Dataset content

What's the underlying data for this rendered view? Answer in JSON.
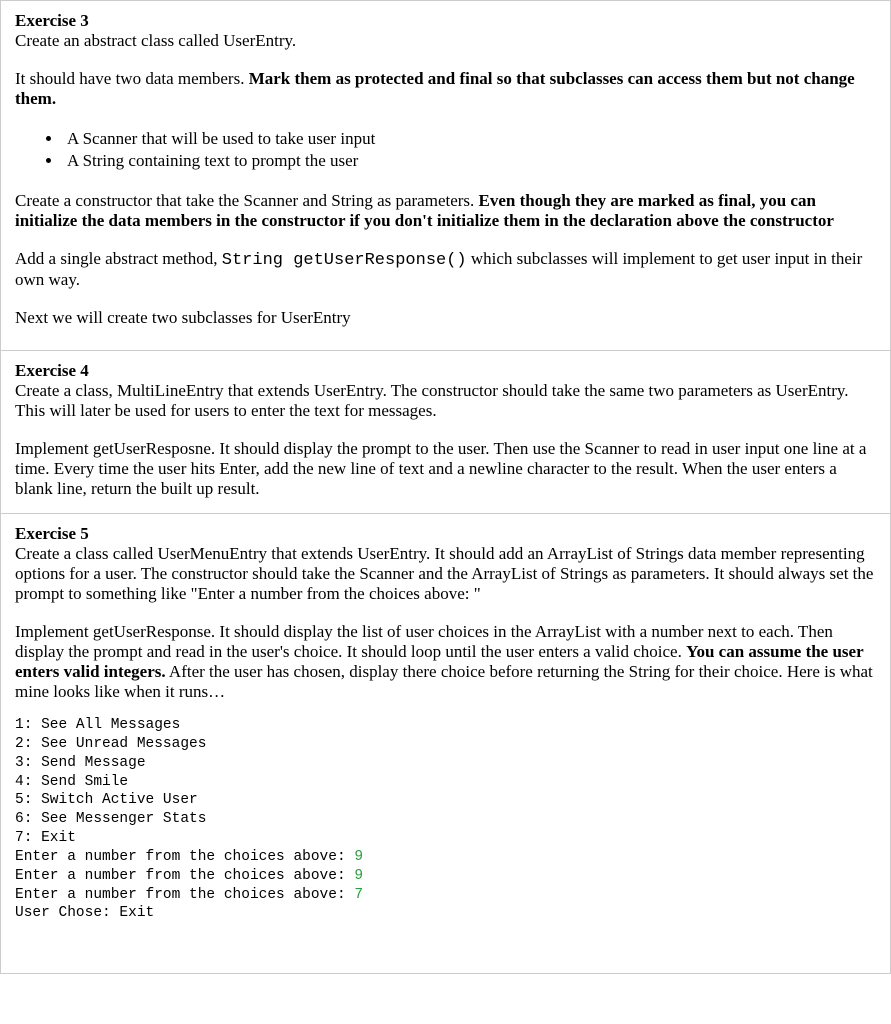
{
  "ex3": {
    "title": "Exercise 3",
    "line1": "Create an abstract class called UserEntry.",
    "line2a": "It should have two data members.  ",
    "line2b": "Mark them as protected and final so that subclasses can access them but not change them.",
    "bullets": [
      "A Scanner that will be used to take user input",
      "A String containing text to prompt the user"
    ],
    "line3a": "Create a constructor that take the Scanner and String as parameters.  ",
    "line3b": "Even though they are marked as final, you can initialize the data members in the constructor if you don't initialize them in the declaration above the constructor",
    "line4a": "Add a single abstract method, ",
    "line4code": "String getUserResponse()",
    "line4b": " which subclasses will implement to get user input in their own way.",
    "line5": "Next we will create two subclasses for UserEntry"
  },
  "ex4": {
    "title": "Exercise 4",
    "line1": "Create a class, MultiLineEntry that extends UserEntry.  The constructor should take the same two parameters as UserEntry.  This will later be used for users to enter the text for messages.",
    "line2": "Implement getUserResposne.  It should display the prompt to the user.  Then use the Scanner to read in user input one line at a time.  Every time the user hits Enter, add the new line of text and a newline character to the result.  When the user enters a blank line, return the built up result."
  },
  "ex5": {
    "title": "Exercise 5",
    "line1": "Create a class called UserMenuEntry that extends UserEntry.  It should add an ArrayList of Strings data member representing options for a user.    The constructor should take the Scanner and the ArrayList of Strings as parameters.  It should always set the prompt to something like \"Enter a number from the choices above: \"",
    "line2a": "Implement getUserResponse.  It should display the list of user choices in the ArrayList with a number next to each.  Then display the prompt and read in the user's choice.  It should loop until the user enters a valid choice.  ",
    "line2b": "You can assume the user enters valid integers.",
    "line2c": "  After the user has chosen, display there choice before returning the String for their choice.  Here is what mine looks like when it runs…",
    "console": {
      "opts": [
        "1: See All Messages",
        "2: See Unread Messages",
        "3: Send Message",
        "4: Send Smile",
        "5: Switch Active User",
        "6: See Messenger Stats",
        "7: Exit"
      ],
      "prompt": "Enter a number from the choices above: ",
      "inputs": [
        "9",
        "9",
        "7"
      ],
      "result": "User Chose: Exit"
    }
  }
}
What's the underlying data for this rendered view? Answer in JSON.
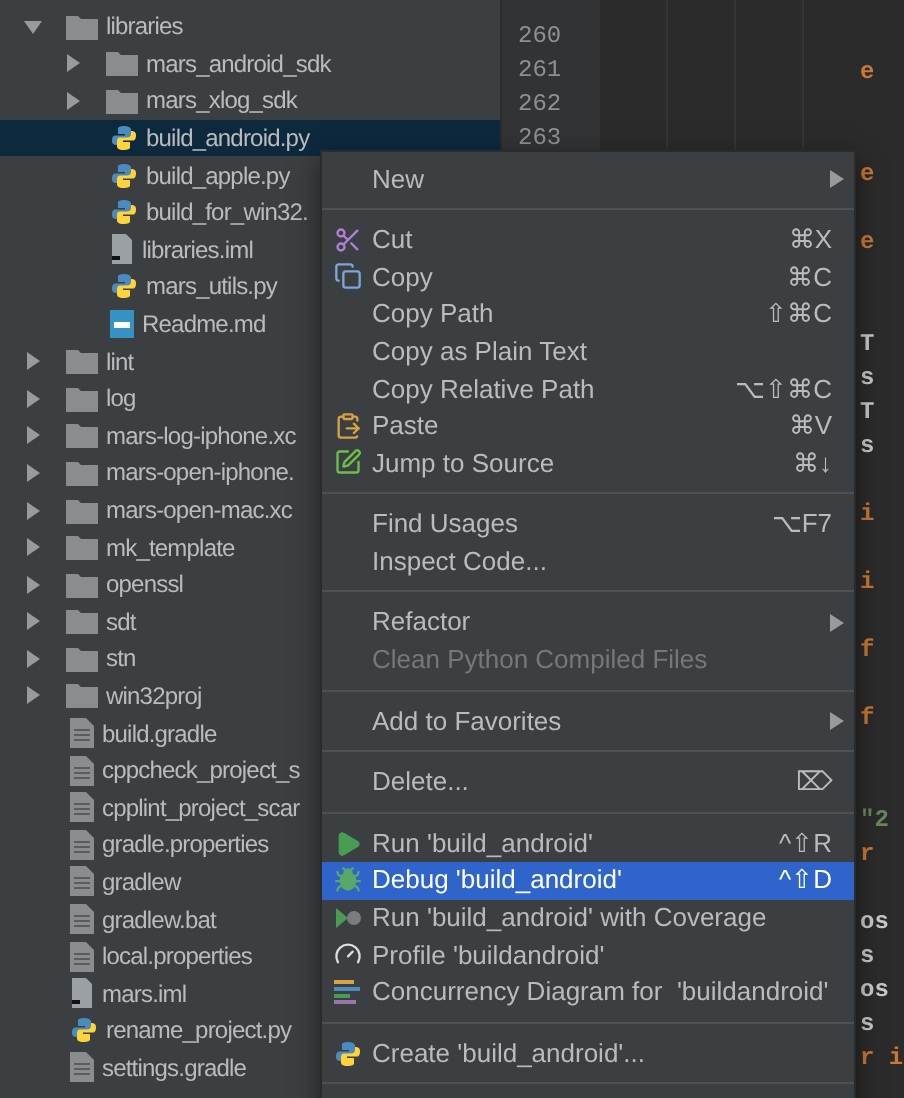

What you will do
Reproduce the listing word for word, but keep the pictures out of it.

Solved problem
What's the underlying data for this rendered view? Answer in JSON.
{
  "ex3": {
    "title": "Exercise 3",
    "line1": "Create an abstract class called UserEntry.",
    "line2a": "It should have two data members.  ",
    "line2b": "Mark them as protected and final so that subclasses can access them but not change them.",
    "bullets": [
      "A Scanner that will be used to take user input",
      "A String containing text to prompt the user"
    ],
    "line3a": "Create a constructor that take the Scanner and String as parameters.  ",
    "line3b": "Even though they are marked as final, you can initialize the data members in the constructor if you don't initialize them in the declaration above the constructor",
    "line4a": "Add a single abstract method, ",
    "line4code": "String getUserResponse()",
    "line4b": " which subclasses will implement to get user input in their own way.",
    "line5": "Next we will create two subclasses for UserEntry"
  },
  "ex4": {
    "title": "Exercise 4",
    "line1": "Create a class, MultiLineEntry that extends UserEntry.  The constructor should take the same two parameters as UserEntry.  This will later be used for users to enter the text for messages.",
    "line2": "Implement getUserResposne.  It should display the prompt to the user.  Then use the Scanner to read in user input one line at a time.  Every time the user hits Enter, add the new line of text and a newline character to the result.  When the user enters a blank line, return the built up result."
  },
  "ex5": {
    "title": "Exercise 5",
    "line1": "Create a class called UserMenuEntry that extends UserEntry.  It should add an ArrayList of Strings data member representing options for a user.    The constructor should take the Scanner and the ArrayList of Strings as parameters.  It should always set the prompt to something like \"Enter a number from the choices above: \"",
    "line2a": "Implement getUserResponse.  It should display the list of user choices in the ArrayList with a number next to each.  Then display the prompt and read in the user's choice.  It should loop until the user enters a valid choice.  ",
    "line2b": "You can assume the user enters valid integers.",
    "line2c": "  After the user has chosen, display there choice before returning the String for their choice.  Here is what mine looks like when it runs…",
    "console": {
      "opts": [
        "1: See All Messages",
        "2: See Unread Messages",
        "3: Send Message",
        "4: Send Smile",
        "5: Switch Active User",
        "6: See Messenger Stats",
        "7: Exit"
      ],
      "prompt": "Enter a number from the choices above: ",
      "inputs": [
        "9",
        "9",
        "7"
      ],
      "result": "User Chose: Exit"
    }
  }
}
What's the underlying data for this rendered view? Answer in JSON.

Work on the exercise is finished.